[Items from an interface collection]

/---

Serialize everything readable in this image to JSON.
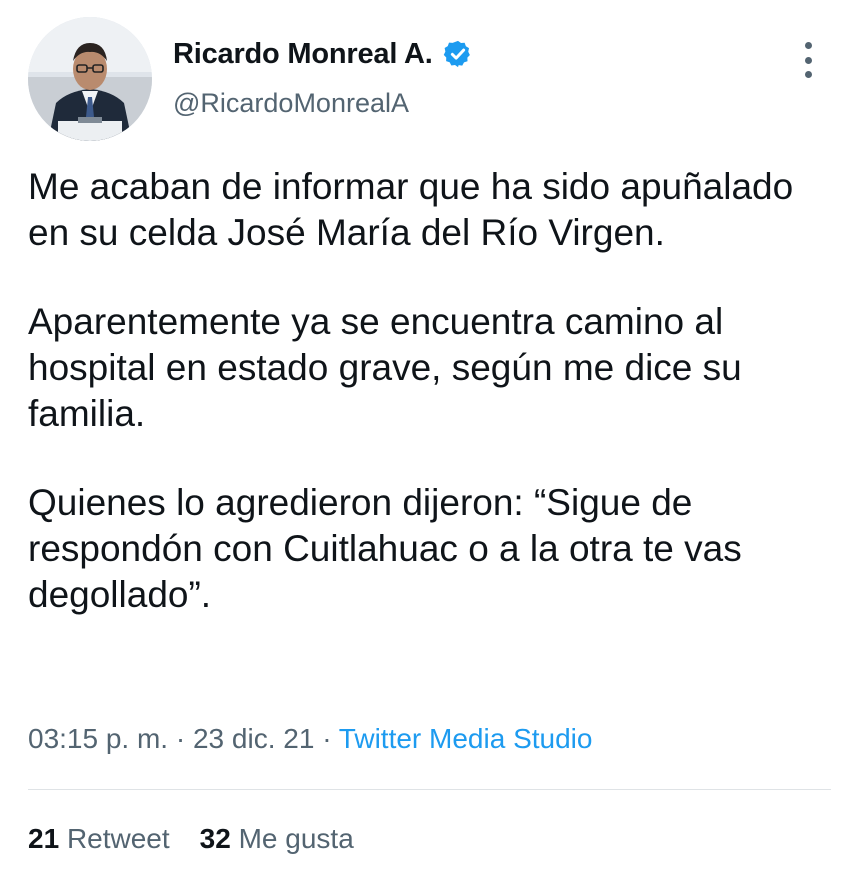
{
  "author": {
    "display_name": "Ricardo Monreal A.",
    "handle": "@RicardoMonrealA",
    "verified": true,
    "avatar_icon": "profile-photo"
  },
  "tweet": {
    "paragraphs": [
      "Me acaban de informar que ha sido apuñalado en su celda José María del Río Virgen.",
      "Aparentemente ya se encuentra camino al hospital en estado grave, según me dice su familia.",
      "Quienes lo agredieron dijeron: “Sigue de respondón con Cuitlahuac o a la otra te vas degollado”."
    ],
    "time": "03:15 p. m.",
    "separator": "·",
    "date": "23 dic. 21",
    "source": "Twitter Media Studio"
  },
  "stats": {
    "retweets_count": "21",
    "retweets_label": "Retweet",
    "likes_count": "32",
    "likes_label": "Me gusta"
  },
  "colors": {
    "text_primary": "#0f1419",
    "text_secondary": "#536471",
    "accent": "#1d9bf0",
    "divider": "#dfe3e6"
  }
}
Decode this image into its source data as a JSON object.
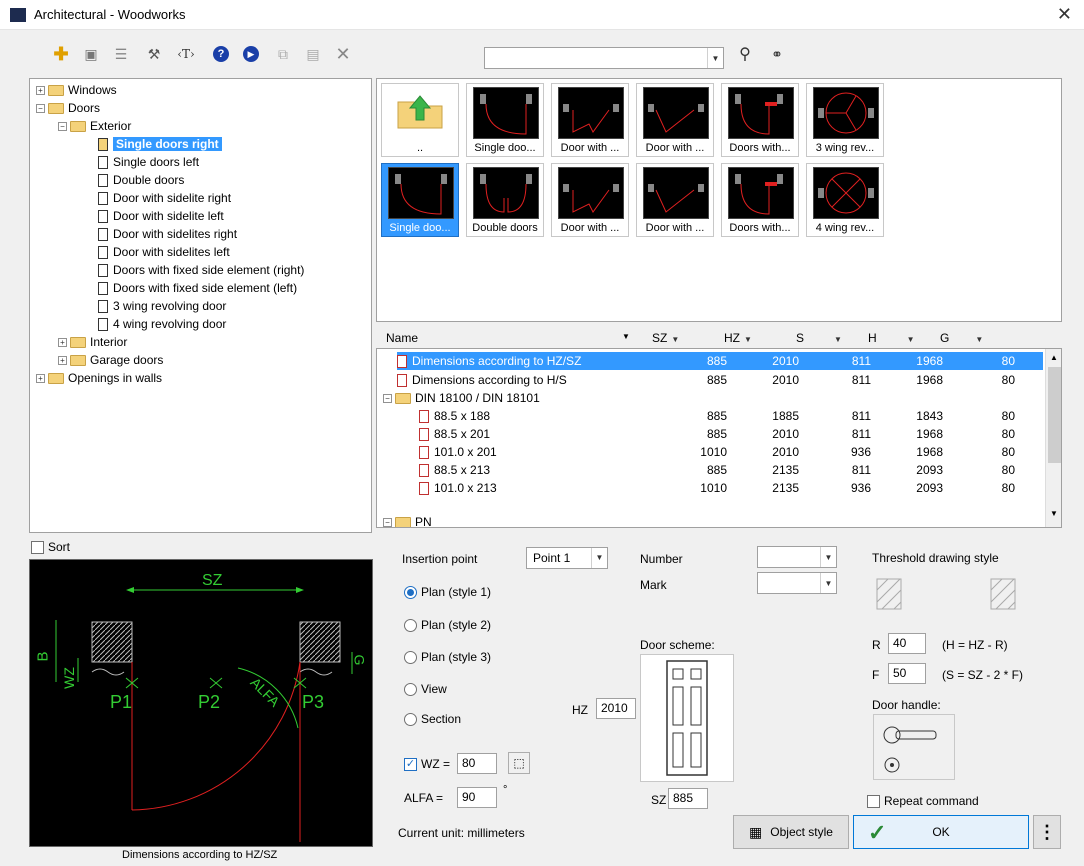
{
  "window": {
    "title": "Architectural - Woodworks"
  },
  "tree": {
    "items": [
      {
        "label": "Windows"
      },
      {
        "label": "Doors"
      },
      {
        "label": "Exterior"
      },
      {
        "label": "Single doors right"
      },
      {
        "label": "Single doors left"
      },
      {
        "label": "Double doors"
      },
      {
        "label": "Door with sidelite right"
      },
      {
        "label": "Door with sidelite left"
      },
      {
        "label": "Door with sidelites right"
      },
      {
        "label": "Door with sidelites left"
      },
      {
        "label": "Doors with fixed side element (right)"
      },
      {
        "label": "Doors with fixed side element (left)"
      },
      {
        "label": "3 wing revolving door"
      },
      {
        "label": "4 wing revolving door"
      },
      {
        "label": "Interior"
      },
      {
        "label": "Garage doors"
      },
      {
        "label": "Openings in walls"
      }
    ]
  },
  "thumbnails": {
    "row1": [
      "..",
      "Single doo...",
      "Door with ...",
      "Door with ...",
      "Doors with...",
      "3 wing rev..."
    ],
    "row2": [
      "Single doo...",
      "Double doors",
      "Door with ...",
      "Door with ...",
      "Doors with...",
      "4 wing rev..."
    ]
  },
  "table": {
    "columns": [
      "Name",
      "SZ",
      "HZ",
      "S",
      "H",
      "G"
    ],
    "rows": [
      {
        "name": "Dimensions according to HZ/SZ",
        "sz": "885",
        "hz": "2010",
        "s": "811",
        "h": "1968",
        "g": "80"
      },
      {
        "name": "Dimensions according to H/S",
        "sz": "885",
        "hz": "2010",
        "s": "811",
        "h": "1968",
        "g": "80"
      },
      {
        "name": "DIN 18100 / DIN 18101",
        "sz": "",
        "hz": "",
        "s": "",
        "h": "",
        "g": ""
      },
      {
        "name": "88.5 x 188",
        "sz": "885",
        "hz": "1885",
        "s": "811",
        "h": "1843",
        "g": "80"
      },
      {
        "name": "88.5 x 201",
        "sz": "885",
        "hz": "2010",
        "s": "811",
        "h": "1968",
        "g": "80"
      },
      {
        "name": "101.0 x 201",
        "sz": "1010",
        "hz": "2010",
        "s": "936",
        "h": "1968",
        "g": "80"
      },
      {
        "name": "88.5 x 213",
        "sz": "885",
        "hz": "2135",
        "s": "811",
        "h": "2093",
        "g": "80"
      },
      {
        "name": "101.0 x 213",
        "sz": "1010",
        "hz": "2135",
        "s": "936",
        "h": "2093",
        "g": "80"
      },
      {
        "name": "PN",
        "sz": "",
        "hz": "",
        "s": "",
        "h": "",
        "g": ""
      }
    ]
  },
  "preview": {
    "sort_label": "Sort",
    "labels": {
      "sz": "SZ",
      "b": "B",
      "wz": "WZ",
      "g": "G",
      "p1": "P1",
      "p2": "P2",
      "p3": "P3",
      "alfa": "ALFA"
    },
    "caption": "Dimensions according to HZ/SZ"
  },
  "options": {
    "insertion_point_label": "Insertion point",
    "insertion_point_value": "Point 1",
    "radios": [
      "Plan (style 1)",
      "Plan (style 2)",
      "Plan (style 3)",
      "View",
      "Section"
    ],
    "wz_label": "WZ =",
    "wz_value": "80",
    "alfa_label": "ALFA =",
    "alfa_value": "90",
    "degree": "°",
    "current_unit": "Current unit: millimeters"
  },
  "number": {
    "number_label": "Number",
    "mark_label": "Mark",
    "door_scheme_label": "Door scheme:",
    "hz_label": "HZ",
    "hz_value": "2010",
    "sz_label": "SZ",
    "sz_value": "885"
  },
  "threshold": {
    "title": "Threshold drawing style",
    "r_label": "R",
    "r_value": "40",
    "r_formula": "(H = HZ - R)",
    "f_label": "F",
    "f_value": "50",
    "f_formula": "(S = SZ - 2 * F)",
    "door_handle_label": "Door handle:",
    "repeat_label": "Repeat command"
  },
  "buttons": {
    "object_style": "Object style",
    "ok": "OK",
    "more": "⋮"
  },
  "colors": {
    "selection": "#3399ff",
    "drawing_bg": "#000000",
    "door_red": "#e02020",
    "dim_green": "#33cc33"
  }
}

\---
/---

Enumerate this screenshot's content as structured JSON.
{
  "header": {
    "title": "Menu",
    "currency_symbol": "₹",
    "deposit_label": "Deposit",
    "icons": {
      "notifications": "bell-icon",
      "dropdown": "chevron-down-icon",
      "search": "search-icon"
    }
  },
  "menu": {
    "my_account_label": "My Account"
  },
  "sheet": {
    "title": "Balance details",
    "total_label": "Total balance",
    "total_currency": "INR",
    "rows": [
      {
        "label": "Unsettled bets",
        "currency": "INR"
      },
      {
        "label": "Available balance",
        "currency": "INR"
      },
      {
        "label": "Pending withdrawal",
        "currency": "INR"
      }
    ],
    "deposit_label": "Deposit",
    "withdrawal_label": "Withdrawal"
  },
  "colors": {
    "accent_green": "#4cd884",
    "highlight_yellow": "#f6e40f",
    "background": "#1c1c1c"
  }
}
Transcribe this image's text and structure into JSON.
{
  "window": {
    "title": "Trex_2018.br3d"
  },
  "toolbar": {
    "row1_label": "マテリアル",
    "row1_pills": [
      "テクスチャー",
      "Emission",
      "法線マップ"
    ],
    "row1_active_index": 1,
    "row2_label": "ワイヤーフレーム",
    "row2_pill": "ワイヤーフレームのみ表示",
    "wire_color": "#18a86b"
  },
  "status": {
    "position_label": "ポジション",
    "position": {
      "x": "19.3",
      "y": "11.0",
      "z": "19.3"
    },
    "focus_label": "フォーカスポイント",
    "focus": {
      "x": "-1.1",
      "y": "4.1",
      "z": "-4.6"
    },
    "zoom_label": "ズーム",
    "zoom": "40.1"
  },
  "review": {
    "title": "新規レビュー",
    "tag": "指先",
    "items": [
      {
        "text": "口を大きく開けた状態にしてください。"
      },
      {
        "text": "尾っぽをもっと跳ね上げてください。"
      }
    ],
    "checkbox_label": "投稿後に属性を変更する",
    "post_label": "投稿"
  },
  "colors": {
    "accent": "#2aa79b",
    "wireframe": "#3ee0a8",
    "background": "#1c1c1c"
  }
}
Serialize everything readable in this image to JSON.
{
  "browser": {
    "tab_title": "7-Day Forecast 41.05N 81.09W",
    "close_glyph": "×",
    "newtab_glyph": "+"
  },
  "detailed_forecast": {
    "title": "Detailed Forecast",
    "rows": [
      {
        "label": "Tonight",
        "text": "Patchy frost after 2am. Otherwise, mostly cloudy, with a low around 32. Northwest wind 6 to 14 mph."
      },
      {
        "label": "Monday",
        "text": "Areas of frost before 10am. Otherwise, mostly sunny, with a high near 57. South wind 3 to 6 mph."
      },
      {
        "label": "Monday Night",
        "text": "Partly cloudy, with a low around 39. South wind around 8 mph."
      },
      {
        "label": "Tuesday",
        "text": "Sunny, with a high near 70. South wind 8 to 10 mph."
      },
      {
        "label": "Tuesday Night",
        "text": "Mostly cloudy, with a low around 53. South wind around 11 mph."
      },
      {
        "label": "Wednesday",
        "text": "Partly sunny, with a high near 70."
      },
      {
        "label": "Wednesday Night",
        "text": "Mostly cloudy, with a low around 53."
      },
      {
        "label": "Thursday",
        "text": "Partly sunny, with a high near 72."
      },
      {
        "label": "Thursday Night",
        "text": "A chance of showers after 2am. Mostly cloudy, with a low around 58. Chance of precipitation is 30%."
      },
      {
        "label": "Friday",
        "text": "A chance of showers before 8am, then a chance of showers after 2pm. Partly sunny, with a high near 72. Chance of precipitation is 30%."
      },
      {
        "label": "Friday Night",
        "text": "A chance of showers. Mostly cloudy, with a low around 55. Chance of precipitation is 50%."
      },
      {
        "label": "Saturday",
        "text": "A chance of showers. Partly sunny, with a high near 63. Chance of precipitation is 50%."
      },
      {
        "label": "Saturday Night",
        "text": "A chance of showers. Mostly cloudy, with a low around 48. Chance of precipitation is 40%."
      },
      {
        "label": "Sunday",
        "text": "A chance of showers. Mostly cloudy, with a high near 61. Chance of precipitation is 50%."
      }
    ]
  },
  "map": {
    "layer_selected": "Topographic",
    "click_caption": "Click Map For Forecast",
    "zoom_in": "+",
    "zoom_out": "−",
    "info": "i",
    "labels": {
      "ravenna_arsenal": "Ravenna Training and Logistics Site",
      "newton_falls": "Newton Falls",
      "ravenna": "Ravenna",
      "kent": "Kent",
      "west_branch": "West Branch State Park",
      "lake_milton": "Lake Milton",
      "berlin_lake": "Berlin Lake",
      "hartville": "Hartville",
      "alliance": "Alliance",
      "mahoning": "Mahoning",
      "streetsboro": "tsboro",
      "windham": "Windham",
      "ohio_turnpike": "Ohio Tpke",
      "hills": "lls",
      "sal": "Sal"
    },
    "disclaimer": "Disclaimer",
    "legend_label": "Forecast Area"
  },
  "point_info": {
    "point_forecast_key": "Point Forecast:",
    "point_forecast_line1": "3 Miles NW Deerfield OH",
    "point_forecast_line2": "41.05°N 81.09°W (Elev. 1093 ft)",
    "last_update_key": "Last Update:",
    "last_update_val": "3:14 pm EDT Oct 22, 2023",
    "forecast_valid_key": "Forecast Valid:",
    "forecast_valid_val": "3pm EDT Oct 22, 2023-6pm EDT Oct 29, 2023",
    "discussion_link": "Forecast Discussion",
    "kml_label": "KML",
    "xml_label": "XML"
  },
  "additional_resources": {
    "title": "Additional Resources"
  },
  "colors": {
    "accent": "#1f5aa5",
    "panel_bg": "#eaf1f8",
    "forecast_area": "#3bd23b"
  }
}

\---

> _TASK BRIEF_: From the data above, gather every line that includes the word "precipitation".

> _ANSWER TO THIS TASK_:
        "text": "A chance of showers after 2am. Mostly cloudy, with a low around 58. Chance of precipitation is 30%."
        "text": "A chance of showers before 8am, then a chance of showers after 2pm. Partly sunny, with a high near 72. Chance of precipitation is 30%."
        "text": "A chance of showers. Mostly cloudy, with a low around 55. Chance of precipitation is 50%."
        "text": "A chance of showers. Partly sunny, with a high near 63. Chance of precipitation is 50%."
        "text": "A chance of showers. Mostly cloudy, with a low around 48. Chance of precipitation is 40%."
        "text": "A chance of showers. Mostly cloudy, with a high near 61. Chance of precipitation is 50%."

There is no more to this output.